Similarly, a couple of years ago, Allard Baird (or Dan Glass, perhaps) decided the Royals had to get a third baseman and a catching prospect for Carlos Beltran...so rather than maximize Beltran's value, they ended up getting Mark Teahen, John Buck, and Mike Wood for one of the best centerfielders in the game.
Seattle, in 1997, got tired of seeing their bullpen blowing games, and made two of those types of trades...sending Derek Lowe and Jason Varitek to Boston for Heathcliff Slocumb, and sending Jose Cruz Jr. (at the time, regarded as one of the top prospects in the game) to Toronto for Mike Timlin and Paul Spoljaric.
And this is a classic example...the Reds find themselves, surprisingly, in a pennant race, decide they need a stronger bullpen and have offense to spare, and end up making one of the worst trades in memory. They weren't concerned about maximizing value...they were concerned about how they could do something -- anything -- to shore up their bullpen for the second half of the season.

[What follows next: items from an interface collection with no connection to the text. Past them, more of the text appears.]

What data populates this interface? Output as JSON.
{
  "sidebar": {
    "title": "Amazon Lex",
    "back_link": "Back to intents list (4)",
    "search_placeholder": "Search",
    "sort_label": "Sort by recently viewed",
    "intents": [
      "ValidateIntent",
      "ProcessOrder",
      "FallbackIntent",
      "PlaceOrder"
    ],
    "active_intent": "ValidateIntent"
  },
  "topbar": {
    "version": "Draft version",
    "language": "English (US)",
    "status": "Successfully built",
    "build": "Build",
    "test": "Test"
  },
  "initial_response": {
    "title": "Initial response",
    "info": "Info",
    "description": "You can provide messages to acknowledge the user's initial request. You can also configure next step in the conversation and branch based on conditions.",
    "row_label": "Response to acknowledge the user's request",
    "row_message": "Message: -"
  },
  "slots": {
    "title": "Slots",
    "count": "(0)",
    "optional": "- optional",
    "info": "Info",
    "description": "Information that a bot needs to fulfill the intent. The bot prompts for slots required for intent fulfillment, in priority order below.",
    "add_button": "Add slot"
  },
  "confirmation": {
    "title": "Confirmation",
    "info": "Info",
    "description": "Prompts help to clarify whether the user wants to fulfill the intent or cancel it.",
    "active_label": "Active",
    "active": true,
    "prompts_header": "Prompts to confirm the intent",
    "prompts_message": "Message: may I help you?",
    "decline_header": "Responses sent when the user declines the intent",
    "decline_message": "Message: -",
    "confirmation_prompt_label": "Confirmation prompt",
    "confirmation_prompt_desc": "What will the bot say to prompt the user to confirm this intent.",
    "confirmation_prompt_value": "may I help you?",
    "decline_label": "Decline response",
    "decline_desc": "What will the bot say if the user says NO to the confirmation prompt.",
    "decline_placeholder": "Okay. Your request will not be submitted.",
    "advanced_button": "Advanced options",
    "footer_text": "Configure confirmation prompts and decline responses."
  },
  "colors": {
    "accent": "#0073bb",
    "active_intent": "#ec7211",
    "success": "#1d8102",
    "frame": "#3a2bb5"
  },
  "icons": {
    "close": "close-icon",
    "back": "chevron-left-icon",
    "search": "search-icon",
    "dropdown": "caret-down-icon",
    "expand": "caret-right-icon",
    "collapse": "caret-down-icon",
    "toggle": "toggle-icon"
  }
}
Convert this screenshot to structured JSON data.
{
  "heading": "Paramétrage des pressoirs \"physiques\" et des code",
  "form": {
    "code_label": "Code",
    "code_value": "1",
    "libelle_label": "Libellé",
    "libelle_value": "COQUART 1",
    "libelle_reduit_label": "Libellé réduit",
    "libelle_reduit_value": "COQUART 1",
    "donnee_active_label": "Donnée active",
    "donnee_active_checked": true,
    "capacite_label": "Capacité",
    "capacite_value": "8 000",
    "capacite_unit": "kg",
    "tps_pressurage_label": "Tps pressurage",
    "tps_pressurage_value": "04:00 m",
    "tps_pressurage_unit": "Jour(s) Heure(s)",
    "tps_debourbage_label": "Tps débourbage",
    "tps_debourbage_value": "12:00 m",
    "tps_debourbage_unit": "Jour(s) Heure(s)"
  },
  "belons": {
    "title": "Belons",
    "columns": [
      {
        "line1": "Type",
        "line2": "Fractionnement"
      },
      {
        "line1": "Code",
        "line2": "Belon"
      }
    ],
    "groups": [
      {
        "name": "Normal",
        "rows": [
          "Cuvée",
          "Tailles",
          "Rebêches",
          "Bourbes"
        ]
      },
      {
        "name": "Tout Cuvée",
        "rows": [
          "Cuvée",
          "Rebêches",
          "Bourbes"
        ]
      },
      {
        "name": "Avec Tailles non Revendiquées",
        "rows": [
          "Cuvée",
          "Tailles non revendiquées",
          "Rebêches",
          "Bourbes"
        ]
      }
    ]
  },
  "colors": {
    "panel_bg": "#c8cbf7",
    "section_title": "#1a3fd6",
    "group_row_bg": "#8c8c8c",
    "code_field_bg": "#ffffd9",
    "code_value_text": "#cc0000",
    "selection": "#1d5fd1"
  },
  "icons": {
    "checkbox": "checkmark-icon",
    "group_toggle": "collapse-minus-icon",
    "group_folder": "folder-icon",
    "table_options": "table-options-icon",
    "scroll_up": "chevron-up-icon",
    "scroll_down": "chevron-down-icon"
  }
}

One other interesting notion that Normandin brings up, vis-a-vis this deal...he suggests that the Nationals could be looking to move Kearns elsewhere at the trade deadline. I'd like to see the Rangers target Kearns...he's young, good plate discipline, very good defensively in right field, and if you add him, that allows you to move Kevin Mench for pitching help. I'd rather have Kearns for the next couple of years than Mench...